(Beginning of Data)
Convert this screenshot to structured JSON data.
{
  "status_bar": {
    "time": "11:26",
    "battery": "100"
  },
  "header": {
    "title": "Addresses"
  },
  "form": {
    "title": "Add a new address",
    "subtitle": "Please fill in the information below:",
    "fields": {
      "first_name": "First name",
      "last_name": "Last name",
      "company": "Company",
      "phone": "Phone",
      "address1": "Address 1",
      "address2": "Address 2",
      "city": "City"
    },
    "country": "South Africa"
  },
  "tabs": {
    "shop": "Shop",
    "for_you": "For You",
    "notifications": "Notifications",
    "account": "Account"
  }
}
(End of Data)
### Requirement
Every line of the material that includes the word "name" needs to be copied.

### Answer for this exercise
      "first_name": "First name",
      "last_name": "Last name",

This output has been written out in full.